What is expected »
Give the following records again in full and without alteration.

Exercise data »
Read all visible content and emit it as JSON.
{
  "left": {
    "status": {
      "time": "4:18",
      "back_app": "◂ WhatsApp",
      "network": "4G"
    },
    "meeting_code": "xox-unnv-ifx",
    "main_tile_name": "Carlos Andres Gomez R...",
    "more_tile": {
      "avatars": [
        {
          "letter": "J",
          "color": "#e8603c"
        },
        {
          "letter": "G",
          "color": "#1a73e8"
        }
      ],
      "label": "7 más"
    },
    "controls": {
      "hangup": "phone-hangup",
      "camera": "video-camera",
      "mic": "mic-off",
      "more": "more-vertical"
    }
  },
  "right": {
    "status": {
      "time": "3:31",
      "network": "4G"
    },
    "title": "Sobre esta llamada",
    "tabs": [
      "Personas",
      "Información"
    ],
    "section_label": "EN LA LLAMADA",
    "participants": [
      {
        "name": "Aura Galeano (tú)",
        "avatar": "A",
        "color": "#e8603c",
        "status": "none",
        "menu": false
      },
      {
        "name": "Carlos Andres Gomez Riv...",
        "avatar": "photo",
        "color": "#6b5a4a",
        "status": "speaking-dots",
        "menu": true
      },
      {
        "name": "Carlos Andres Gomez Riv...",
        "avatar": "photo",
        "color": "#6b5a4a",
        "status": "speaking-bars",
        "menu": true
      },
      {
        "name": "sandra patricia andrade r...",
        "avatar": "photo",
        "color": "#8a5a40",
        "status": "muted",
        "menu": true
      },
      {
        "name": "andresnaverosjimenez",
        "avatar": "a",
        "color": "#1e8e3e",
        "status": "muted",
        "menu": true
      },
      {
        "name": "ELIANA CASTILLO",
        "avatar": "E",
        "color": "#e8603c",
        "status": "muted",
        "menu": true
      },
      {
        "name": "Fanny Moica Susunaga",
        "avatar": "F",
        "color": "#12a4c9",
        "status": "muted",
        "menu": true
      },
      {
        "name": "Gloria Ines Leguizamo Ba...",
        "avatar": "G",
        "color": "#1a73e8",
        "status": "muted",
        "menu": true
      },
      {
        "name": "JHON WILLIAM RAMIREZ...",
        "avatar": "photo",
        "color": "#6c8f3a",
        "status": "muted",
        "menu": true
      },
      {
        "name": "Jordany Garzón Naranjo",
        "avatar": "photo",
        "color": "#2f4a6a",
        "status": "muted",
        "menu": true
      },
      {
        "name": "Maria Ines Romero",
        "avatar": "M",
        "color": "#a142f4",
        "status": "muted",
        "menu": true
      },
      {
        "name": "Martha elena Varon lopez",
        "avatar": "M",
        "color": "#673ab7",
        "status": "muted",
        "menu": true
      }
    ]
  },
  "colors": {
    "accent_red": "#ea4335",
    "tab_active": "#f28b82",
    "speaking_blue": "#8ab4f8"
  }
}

Answer space »
Read all visible content and emit it as JSON.
{
  "left": {
    "status": {
      "time": "4:18",
      "back_app": "◂ WhatsApp",
      "network": "4G"
    },
    "meeting_code": "xox-unnv-ifx",
    "main_tile_name": "Carlos Andres Gomez R...",
    "more_tile": {
      "avatars": [
        {
          "letter": "J",
          "color": "#e8603c"
        },
        {
          "letter": "G",
          "color": "#1a73e8"
        }
      ],
      "label": "7 más"
    },
    "controls": {
      "hangup": "phone-hangup",
      "camera": "video-camera",
      "mic": "mic-off",
      "more": "more-vertical"
    }
  },
  "right": {
    "status": {
      "time": "3:31",
      "network": "4G"
    },
    "title": "Sobre esta llamada",
    "tabs": [
      "Personas",
      "Información"
    ],
    "section_label": "EN LA LLAMADA",
    "participants": [
      {
        "name": "Aura Galeano (tú)",
        "avatar": "A",
        "color": "#e8603c",
        "status": "none",
        "menu": false
      },
      {
        "name": "Carlos Andres Gomez Riv...",
        "avatar": "photo",
        "color": "#6b5a4a",
        "status": "speaking-dots",
        "menu": true
      },
      {
        "name": "Carlos Andres Gomez Riv...",
        "avatar": "photo",
        "color": "#6b5a4a",
        "status": "speaking-bars",
        "menu": true
      },
      {
        "name": "sandra patricia andrade r...",
        "avatar": "photo",
        "color": "#8a5a40",
        "status": "muted",
        "menu": true
      },
      {
        "name": "andresnaverosjimenez",
        "avatar": "a",
        "color": "#1e8e3e",
        "status": "muted",
        "menu": true
      },
      {
        "name": "ELIANA CASTILLO",
        "avatar": "E",
        "color": "#e8603c",
        "status": "muted",
        "menu": true
      },
      {
        "name": "Fanny Moica Susunaga",
        "avatar": "F",
        "color": "#12a4c9",
        "status": "muted",
        "menu": true
      },
      {
        "name": "Gloria Ines Leguizamo Ba...",
        "avatar": "G",
        "color": "#1a73e8",
        "status": "muted",
        "menu": true
      },
      {
        "name": "JHON WILLIAM RAMIREZ...",
        "avatar": "photo",
        "color": "#6c8f3a",
        "status": "muted",
        "menu": true
      },
      {
        "name": "Jordany Garzón Naranjo",
        "avatar": "photo",
        "color": "#2f4a6a",
        "status": "muted",
        "menu": true
      },
      {
        "name": "Maria Ines Romero",
        "avatar": "M",
        "color": "#a142f4",
        "status": "muted",
        "menu": true
      },
      {
        "name": "Martha elena Varon lopez",
        "avatar": "M",
        "color": "#673ab7",
        "status": "muted",
        "menu": true
      }
    ]
  },
  "colors": {
    "accent_red": "#ea4335",
    "tab_active": "#f28b82",
    "speaking_blue": "#8ab4f8"
  }
}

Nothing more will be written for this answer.